January 30th, 2010
2:07 am

I love how people talk of their soft schedule yet they still beat BCS ranked teams. Ha Ha denial isn’t it great?

Chill Dogg

September 2nd, 2010
4:20 pm

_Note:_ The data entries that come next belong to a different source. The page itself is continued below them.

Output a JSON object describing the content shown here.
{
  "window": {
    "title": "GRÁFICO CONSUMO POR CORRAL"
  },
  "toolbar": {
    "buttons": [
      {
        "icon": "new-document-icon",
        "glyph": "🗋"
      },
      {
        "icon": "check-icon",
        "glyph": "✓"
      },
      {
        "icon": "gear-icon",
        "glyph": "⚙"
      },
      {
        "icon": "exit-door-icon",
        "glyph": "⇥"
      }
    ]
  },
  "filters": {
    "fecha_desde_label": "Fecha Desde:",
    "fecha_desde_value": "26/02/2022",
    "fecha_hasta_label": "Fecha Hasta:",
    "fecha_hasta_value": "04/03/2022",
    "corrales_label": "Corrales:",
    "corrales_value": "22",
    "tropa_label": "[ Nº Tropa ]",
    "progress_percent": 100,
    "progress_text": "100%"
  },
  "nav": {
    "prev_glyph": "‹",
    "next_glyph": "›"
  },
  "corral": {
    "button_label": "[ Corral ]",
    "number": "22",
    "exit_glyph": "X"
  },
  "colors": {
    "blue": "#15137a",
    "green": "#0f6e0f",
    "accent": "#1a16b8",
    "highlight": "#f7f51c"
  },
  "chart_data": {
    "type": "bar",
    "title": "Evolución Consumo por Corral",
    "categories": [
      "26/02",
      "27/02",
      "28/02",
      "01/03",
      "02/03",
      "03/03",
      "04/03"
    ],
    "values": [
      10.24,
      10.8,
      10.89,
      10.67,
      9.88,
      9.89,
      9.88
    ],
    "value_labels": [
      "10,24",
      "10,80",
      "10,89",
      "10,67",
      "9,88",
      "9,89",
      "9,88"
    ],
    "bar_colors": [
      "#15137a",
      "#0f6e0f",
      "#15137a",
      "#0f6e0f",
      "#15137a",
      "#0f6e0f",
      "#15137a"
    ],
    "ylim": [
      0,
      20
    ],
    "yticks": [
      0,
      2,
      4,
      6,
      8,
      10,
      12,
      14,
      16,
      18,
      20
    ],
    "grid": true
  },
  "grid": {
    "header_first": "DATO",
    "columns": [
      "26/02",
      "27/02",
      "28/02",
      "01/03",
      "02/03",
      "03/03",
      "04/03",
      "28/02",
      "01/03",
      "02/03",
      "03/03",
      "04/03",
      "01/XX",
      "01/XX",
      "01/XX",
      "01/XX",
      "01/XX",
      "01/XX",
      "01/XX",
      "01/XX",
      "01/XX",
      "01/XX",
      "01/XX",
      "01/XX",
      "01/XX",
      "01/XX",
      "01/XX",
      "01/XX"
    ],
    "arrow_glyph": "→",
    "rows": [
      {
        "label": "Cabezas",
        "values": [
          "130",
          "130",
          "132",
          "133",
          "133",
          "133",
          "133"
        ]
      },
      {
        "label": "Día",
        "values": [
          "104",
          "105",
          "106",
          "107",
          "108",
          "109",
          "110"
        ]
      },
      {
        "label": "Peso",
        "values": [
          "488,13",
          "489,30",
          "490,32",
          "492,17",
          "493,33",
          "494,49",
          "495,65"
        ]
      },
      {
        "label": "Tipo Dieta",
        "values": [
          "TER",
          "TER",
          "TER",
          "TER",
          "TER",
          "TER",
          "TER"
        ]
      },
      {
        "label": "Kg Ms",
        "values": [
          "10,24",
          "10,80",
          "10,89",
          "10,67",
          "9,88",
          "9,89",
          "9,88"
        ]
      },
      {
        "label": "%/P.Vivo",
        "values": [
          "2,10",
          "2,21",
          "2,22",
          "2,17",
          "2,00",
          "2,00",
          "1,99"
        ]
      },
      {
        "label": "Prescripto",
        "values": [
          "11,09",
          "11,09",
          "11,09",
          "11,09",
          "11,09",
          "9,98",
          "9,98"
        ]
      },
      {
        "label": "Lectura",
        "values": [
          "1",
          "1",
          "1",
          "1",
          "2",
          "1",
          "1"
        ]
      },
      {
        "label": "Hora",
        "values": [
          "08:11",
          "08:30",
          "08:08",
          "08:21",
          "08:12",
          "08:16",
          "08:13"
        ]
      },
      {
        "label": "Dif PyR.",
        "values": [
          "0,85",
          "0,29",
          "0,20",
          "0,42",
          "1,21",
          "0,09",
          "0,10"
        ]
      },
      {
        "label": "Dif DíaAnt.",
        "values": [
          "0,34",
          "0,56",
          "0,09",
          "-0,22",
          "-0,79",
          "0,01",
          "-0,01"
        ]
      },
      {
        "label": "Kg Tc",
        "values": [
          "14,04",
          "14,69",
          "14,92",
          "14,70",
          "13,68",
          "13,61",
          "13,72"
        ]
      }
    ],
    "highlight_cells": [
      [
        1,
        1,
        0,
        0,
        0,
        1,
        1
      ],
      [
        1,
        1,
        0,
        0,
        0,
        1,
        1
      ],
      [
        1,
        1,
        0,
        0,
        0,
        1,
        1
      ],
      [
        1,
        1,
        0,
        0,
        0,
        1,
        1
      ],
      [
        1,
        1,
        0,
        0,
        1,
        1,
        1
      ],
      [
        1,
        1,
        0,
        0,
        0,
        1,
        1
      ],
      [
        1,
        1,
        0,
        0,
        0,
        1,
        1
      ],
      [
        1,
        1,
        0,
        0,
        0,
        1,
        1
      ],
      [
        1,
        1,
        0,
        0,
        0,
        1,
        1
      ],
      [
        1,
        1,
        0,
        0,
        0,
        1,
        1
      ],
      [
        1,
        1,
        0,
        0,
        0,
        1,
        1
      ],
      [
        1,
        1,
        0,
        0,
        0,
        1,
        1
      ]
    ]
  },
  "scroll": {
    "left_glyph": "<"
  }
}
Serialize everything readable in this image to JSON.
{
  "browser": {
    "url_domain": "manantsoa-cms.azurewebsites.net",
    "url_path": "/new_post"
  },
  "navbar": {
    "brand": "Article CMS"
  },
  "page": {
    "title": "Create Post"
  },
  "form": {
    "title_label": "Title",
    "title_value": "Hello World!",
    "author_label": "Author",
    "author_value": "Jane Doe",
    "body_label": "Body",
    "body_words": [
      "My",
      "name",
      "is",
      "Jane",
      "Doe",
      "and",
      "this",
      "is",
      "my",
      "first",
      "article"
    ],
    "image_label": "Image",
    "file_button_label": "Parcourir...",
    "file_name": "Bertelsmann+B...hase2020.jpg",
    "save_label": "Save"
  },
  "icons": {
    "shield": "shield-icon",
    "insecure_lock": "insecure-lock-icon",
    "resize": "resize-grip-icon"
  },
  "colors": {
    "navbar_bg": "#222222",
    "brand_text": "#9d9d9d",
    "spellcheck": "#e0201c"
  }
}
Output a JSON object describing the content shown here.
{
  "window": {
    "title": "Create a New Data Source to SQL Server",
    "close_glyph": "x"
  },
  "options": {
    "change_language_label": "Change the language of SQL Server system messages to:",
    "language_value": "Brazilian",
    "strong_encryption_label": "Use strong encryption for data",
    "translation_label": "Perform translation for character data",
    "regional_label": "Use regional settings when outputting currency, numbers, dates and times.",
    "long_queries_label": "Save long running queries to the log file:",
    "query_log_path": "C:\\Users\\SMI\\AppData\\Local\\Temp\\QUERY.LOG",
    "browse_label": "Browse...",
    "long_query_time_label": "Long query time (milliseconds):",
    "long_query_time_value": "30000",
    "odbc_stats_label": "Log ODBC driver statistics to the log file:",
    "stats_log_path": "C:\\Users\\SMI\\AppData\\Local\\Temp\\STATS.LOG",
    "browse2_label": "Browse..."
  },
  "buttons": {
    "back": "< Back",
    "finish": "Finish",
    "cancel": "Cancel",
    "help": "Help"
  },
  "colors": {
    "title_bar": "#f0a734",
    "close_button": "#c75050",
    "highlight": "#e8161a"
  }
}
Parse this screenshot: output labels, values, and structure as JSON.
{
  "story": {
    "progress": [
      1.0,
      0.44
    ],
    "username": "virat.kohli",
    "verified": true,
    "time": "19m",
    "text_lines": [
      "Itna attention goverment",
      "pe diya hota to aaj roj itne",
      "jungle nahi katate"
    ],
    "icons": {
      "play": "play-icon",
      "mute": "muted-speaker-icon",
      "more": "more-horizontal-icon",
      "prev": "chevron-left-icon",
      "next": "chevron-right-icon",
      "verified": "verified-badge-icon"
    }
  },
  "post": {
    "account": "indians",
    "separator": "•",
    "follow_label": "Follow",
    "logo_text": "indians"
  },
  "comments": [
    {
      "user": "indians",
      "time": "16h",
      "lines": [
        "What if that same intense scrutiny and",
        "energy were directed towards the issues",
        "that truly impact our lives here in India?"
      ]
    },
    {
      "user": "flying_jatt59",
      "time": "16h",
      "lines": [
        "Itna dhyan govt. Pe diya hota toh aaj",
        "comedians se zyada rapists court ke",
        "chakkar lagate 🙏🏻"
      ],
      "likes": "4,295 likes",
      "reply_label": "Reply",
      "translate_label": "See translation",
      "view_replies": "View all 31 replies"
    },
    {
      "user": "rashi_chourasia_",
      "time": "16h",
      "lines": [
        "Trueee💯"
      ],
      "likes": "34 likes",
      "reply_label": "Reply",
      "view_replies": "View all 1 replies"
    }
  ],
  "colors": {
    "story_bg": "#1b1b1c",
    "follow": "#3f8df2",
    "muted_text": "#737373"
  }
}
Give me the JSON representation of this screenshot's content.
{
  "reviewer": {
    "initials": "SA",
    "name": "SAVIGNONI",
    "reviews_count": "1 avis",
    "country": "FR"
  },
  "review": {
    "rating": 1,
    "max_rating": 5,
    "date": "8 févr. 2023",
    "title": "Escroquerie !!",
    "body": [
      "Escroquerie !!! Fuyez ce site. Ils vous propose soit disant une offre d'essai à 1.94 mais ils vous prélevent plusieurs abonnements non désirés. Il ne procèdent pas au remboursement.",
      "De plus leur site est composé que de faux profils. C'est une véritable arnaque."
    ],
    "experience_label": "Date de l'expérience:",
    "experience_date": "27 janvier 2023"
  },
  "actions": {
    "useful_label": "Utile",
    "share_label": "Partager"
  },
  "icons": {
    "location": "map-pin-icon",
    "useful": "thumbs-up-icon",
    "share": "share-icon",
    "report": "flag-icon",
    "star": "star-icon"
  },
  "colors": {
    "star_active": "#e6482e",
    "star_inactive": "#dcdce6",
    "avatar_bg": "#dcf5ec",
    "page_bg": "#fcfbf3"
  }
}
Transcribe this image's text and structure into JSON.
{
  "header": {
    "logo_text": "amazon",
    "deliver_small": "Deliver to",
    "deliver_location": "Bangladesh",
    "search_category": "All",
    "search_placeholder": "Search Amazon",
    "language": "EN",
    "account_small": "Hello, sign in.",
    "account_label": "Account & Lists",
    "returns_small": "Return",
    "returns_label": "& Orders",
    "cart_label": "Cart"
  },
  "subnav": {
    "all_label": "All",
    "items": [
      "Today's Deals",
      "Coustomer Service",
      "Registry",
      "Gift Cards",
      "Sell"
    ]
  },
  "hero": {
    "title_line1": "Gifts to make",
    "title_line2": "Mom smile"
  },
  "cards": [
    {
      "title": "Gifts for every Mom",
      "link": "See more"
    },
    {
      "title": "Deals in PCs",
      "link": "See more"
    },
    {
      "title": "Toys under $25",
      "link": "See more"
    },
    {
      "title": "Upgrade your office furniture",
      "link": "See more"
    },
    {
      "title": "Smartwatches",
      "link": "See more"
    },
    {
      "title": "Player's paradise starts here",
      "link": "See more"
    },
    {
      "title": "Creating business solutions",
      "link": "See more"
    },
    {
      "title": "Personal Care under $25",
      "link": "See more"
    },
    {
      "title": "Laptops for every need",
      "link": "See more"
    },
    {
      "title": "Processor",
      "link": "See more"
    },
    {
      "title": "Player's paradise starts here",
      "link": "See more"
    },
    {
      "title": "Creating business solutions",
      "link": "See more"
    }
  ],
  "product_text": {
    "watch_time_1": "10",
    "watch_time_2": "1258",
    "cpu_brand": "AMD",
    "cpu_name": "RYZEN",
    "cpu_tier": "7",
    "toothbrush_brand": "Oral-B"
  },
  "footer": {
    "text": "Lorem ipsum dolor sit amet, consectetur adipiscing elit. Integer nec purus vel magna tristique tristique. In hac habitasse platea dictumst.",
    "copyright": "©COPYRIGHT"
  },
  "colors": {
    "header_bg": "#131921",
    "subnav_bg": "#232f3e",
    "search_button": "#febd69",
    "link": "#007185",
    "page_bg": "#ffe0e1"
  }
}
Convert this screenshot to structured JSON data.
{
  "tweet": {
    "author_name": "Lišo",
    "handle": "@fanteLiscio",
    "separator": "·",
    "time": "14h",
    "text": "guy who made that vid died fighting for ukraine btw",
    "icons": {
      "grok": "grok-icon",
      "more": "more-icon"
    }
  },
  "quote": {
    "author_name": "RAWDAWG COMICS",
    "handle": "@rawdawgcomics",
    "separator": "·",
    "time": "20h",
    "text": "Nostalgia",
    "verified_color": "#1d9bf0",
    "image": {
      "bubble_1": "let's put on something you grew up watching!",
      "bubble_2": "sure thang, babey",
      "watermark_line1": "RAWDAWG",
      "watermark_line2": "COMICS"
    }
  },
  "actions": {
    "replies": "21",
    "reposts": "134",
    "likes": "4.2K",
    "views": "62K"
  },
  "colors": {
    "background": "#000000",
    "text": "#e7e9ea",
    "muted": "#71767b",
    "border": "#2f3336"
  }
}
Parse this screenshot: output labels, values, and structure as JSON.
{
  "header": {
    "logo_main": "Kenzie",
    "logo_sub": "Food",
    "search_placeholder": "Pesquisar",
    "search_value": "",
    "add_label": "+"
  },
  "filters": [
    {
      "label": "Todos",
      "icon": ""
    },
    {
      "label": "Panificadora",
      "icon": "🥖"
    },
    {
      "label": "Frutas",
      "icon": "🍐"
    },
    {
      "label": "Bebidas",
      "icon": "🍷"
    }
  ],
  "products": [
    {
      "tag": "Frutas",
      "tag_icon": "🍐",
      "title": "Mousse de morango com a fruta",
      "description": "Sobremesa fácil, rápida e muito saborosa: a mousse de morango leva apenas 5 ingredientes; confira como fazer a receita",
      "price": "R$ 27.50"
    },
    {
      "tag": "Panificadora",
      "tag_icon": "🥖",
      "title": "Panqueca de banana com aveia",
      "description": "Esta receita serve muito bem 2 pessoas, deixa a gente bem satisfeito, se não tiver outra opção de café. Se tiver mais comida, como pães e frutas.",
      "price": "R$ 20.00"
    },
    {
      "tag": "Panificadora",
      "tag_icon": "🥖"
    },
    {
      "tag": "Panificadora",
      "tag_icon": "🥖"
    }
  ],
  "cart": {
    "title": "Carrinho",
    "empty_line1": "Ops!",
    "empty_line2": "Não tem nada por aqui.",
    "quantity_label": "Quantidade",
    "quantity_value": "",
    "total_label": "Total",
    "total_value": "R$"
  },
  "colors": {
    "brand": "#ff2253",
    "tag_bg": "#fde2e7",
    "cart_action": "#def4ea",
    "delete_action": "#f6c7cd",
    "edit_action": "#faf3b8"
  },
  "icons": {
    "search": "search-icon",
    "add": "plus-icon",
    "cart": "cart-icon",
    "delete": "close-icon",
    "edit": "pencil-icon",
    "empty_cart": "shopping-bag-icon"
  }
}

Some of the comments about the Utah-Alabama bowl game are a bit overblown. Alabama came out flat, after having lost the SEC championship game, and turned the ball over. When they got going, they cut the score to 21-17 in the early 3rd quarter. With 2 of their best offensive linemen out, Bama didn’t run as well as usual, and settled for a few long FG attempts, 2 of which were missed. Had they made a few more 1st downs on some of the 3rd and short plays, it would have been a lot closer and they might have pulled it out. BSU played very well, but it’s one thing preparing for a month for a game vs. playing 8 SEC teams throughout a season.